Xwing have been awarded a contract by NASA to develop safety procedures for autonomous aviation design and operations.
Led by NASA’s System-Wide Safety Project (SWS), the three year contract firstly aims to identify risks and evaluate safety arguments related to runway detection and identification for vision-based landing. Secondly, to evaluate aircraft localisation assurance processes and enhance Global Positioning Systems (GPS).
Xwing will share flight and ground operations data from their operations, representative algorithms, and expertise on the design of the systems. As well as using this information, NASA will also provide information and tools for the evaluation of algorithms and operational data, safety analysis and assessment, safety management systems, and risk analysis and prognostics.
Misty Davies, NASA System-Wide Safety (SWS) project manager said: “NASA focuses its research and technology transfers to have real impact, and this will help NASA understand the real-world challenges that industry is facing. Emerging aviation relies heavily on advanced automation to ensure safety, and Xwing is working to bring novel, safe aviation opportunities to the American public.”
In early 2021, Xwing demonstrated the first fully-automated gate-to-gate operation of a retrofitted Cessna Caravan. Today, Xwing is also a Part 135 air carrier with unmodified aircraft. A recent fleet expansion means it now operates over 400 weekly flights of cargo operations for UPS.
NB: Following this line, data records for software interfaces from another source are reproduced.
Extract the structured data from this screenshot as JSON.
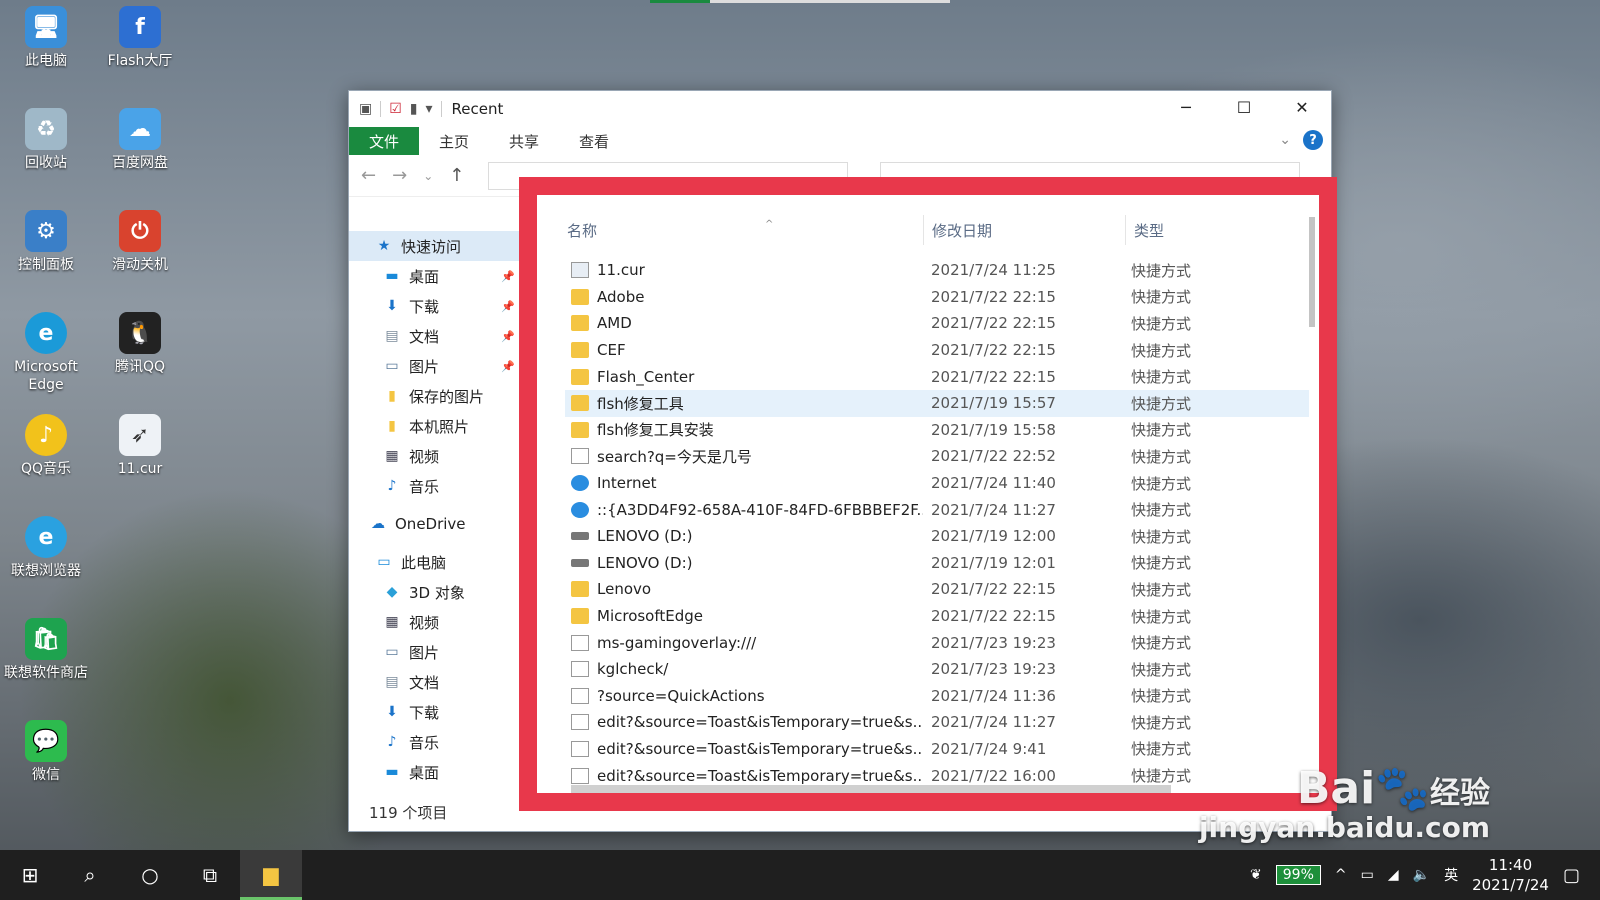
{
  "desktop": {
    "icons": [
      {
        "label": "此电脑",
        "glyph": "🖥"
      },
      {
        "label": "Flash大厅",
        "glyph": "f"
      },
      {
        "label": "回收站",
        "glyph": "♻"
      },
      {
        "label": "百度网盘",
        "glyph": "☁"
      },
      {
        "label": "控制面板",
        "glyph": "⚙"
      },
      {
        "label": "滑动关机",
        "glyph": "⏻"
      },
      {
        "label": "Microsoft Edge",
        "glyph": "e"
      },
      {
        "label": "腾讯QQ",
        "glyph": "🐧"
      },
      {
        "label": "QQ音乐",
        "glyph": "♪"
      },
      {
        "label": "11.cur",
        "glyph": "➶"
      },
      {
        "label": "联想浏览器",
        "glyph": "e"
      },
      {
        "label": "联想软件商店",
        "glyph": "🛍"
      },
      {
        "label": "微信",
        "glyph": "💬"
      }
    ],
    "colors": {
      "highlight": "#e8384b",
      "ribbon_file": "#1a8a3f"
    }
  },
  "window": {
    "title": "Recent",
    "ribbon_tabs": {
      "file": "文件",
      "home": "主页",
      "share": "共享",
      "view": "查看"
    },
    "help": "?",
    "nav": {
      "quick_access": "快速访问",
      "qa_items": [
        "桌面",
        "下载",
        "文档",
        "图片",
        "保存的图片",
        "本机照片",
        "视频",
        "音乐"
      ],
      "onedrive": "OneDrive",
      "this_pc": "此电脑",
      "pc_items": [
        "3D 对象",
        "视频",
        "图片",
        "文档",
        "下载",
        "音乐",
        "桌面"
      ]
    },
    "status": "119 个项目",
    "columns": {
      "name": "名称",
      "date": "修改日期",
      "type": "类型"
    },
    "files": [
      {
        "name": "11.cur",
        "date": "2021/7/24 11:25",
        "type": "快捷方式",
        "icon": "cur"
      },
      {
        "name": "Adobe",
        "date": "2021/7/22 22:15",
        "type": "快捷方式",
        "icon": "folder"
      },
      {
        "name": "AMD",
        "date": "2021/7/22 22:15",
        "type": "快捷方式",
        "icon": "folder"
      },
      {
        "name": "CEF",
        "date": "2021/7/22 22:15",
        "type": "快捷方式",
        "icon": "folder"
      },
      {
        "name": "Flash_Center",
        "date": "2021/7/22 22:15",
        "type": "快捷方式",
        "icon": "folder"
      },
      {
        "name": "flsh修复工具",
        "date": "2021/7/19 15:57",
        "type": "快捷方式",
        "icon": "folder",
        "selected": true
      },
      {
        "name": "flsh修复工具安装",
        "date": "2021/7/19 15:58",
        "type": "快捷方式",
        "icon": "folder"
      },
      {
        "name": "search?q=今天是几号",
        "date": "2021/7/22 22:52",
        "type": "快捷方式",
        "icon": "file"
      },
      {
        "name": "Internet",
        "date": "2021/7/24 11:40",
        "type": "快捷方式",
        "icon": "ie"
      },
      {
        "name": "::{A3DD4F92-658A-410F-84FD-6FBBBEF2F...",
        "date": "2021/7/24 11:27",
        "type": "快捷方式",
        "icon": "ie"
      },
      {
        "name": "LENOVO (D:)",
        "date": "2021/7/19 12:00",
        "type": "快捷方式",
        "icon": "drive"
      },
      {
        "name": "LENOVO (D:)",
        "date": "2021/7/19 12:01",
        "type": "快捷方式",
        "icon": "drive"
      },
      {
        "name": "Lenovo",
        "date": "2021/7/22 22:15",
        "type": "快捷方式",
        "icon": "folder"
      },
      {
        "name": "MicrosoftEdge",
        "date": "2021/7/22 22:15",
        "type": "快捷方式",
        "icon": "folder"
      },
      {
        "name": "ms-gamingoverlay:///",
        "date": "2021/7/23 19:23",
        "type": "快捷方式",
        "icon": "file"
      },
      {
        "name": "kglcheck/",
        "date": "2021/7/23 19:23",
        "type": "快捷方式",
        "icon": "file"
      },
      {
        "name": "?source=QuickActions",
        "date": "2021/7/24 11:36",
        "type": "快捷方式",
        "icon": "file"
      },
      {
        "name": "edit?&source=Toast&isTemporary=true&s...",
        "date": "2021/7/24 11:27",
        "type": "快捷方式",
        "icon": "file"
      },
      {
        "name": "edit?&source=Toast&isTemporary=true&s...",
        "date": "2021/7/24 9:41",
        "type": "快捷方式",
        "icon": "file"
      },
      {
        "name": "edit?&source=Toast&isTemporary=true&s...",
        "date": "2021/7/22 16:00",
        "type": "快捷方式",
        "icon": "file"
      }
    ]
  },
  "taskbar": {
    "battery": "99%",
    "ime": "英",
    "time": "11:40",
    "date": "2021/7/24"
  },
  "watermark": {
    "brand": "Bai",
    "brand2": "经验",
    "site": "jingyan.baidu.com"
  }
}
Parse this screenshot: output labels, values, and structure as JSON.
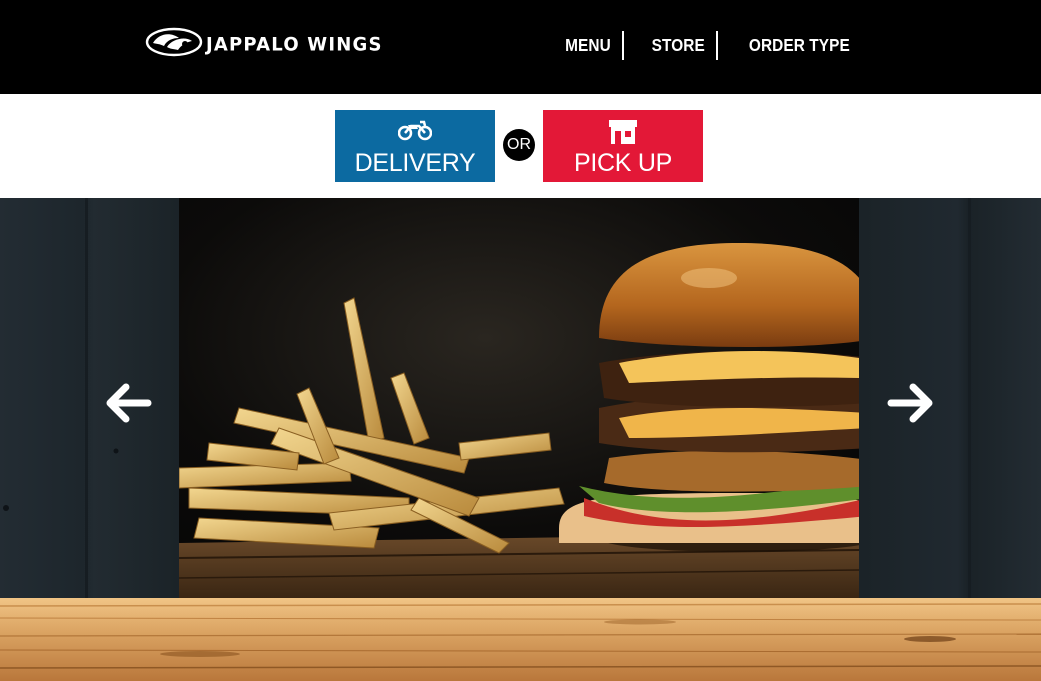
{
  "header": {
    "brand": "JAPPALO WINGS",
    "logo_icon": "wing-logo-icon",
    "nav": [
      {
        "label": "MENU"
      },
      {
        "label": "STORE"
      },
      {
        "label": "ORDER TYPE"
      }
    ]
  },
  "order_type": {
    "delivery": {
      "label": "DELIVERY",
      "icon": "motorbike-icon",
      "color": "#0c6aa1"
    },
    "or_label": "OR",
    "pickup": {
      "label": "PICK UP",
      "icon": "store-icon",
      "color": "#e31837"
    }
  },
  "carousel": {
    "prev_icon": "arrow-left-icon",
    "next_icon": "arrow-right-icon",
    "slide": "burger-and-fries-photo"
  },
  "colors": {
    "header_bg": "#000000",
    "delivery_blue": "#0c6aa1",
    "pickup_red": "#e31837",
    "wood": "#d9a56a"
  }
}
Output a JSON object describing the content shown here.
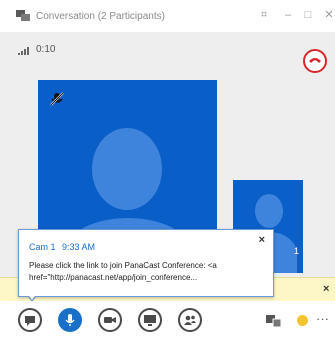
{
  "window": {
    "title": "Conversation (2 Participants)",
    "icons": {
      "app": "conversation-app-icon",
      "snap": "snap-icon",
      "minimize": "minimize-icon",
      "maximize": "maximize-icon",
      "close": "close-icon"
    }
  },
  "call": {
    "duration": "0:10",
    "icons": {
      "signal": "signal-strength-icon",
      "hangup": "hang-up-icon",
      "mic_muted": "microphone-muted-icon"
    },
    "pip_label": "1"
  },
  "toast": {
    "sender": "Cam 1",
    "time": "9:33 AM",
    "message": "Please click the link to join PanaCast Conference: <a href=\"http://panacast.net/app/join_conference...",
    "close_glyph": "×"
  },
  "notification_bar": {
    "close_glyph": "×"
  },
  "toolbar": {
    "buttons": [
      "im-icon",
      "microphone-icon",
      "video-camera-icon",
      "present-icon",
      "participants-icon"
    ],
    "right": [
      "devices-icon",
      "emoji-icon",
      "more-options-icon"
    ],
    "more_glyph": "···"
  },
  "colors": {
    "accent": "#1a6fc9",
    "video_bg": "#0a5ec8",
    "hangup": "#d9262b",
    "notification": "#fdf6c6"
  }
}
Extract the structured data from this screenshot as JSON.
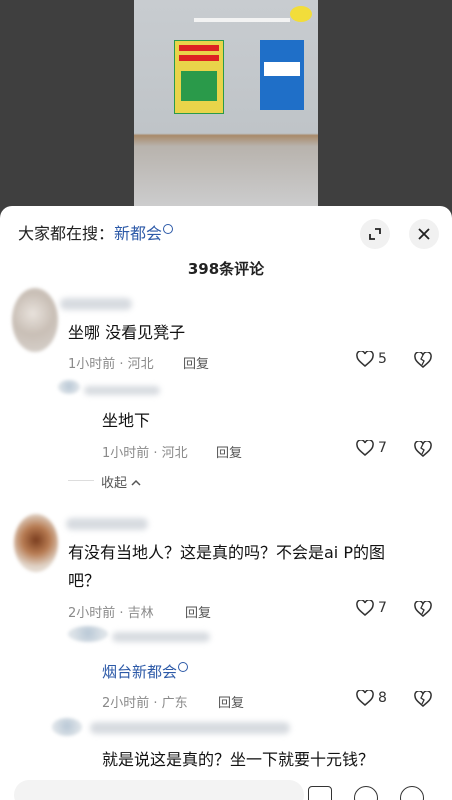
{
  "search": {
    "prefix": "大家都在搜：",
    "keyword": "新都会"
  },
  "comments_count": "398条评论",
  "comments": [
    {
      "text": "坐哪 没看见凳子",
      "time_loc": "1小时前 · 河北",
      "reply": "回复",
      "likes": "5"
    },
    {
      "text": "坐地下",
      "time_loc": "1小时前 · 河北",
      "reply": "回复",
      "likes": "7"
    },
    {
      "text_line1": "有没有当地人？这是真的吗？不会是ai P的图",
      "text_line2": "吧？",
      "time_loc": "2小时前 · 吉林",
      "reply": "回复",
      "likes": "7"
    },
    {
      "text": "烟台新都会",
      "time_loc": "2小时前 · 广东",
      "reply": "回复",
      "likes": "8"
    },
    {
      "text": "就是说这是真的？坐一下就要十元钱？"
    }
  ],
  "collapse_label": "收起",
  "colors": {
    "link": "#2d5aa8",
    "sheet": "#ffffff"
  }
}
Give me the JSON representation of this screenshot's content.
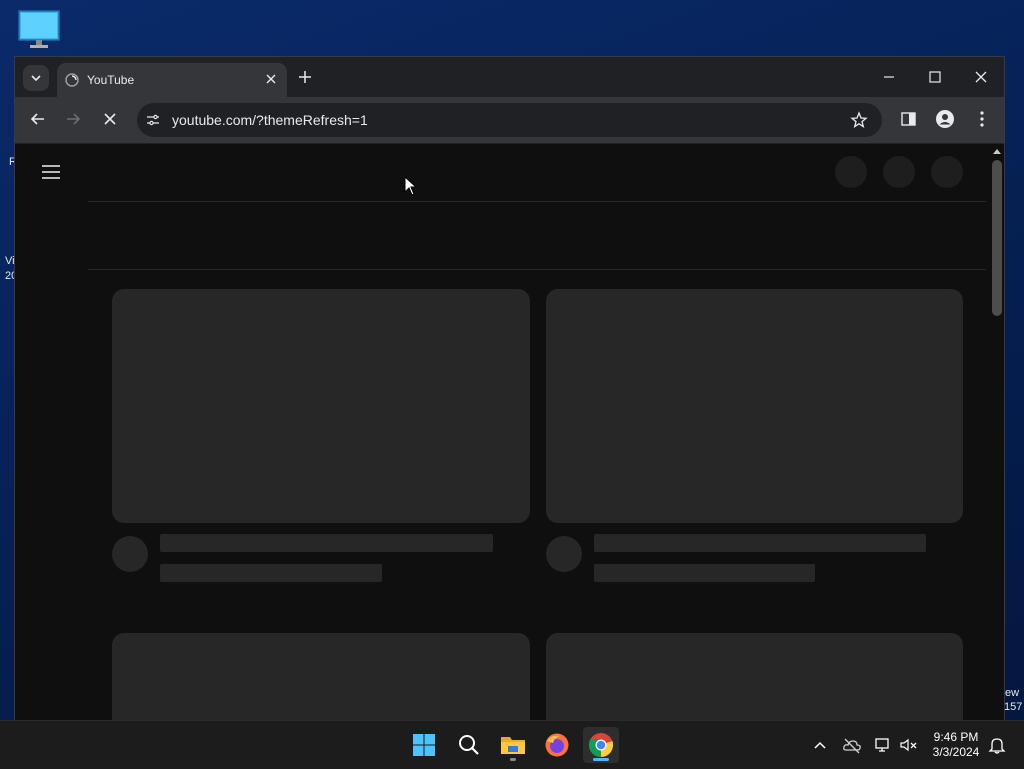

Jesse Kallman, vice president of Commercialisation & Strategy at Xwing said: “Our team is excited to support this critical work at NASA to ensure autonomous systems are safely able to operate in the NAS. Both the data we provide to NASA and data we receive will enable us each to advance our capabilities and build a more robust safety case for the technology.”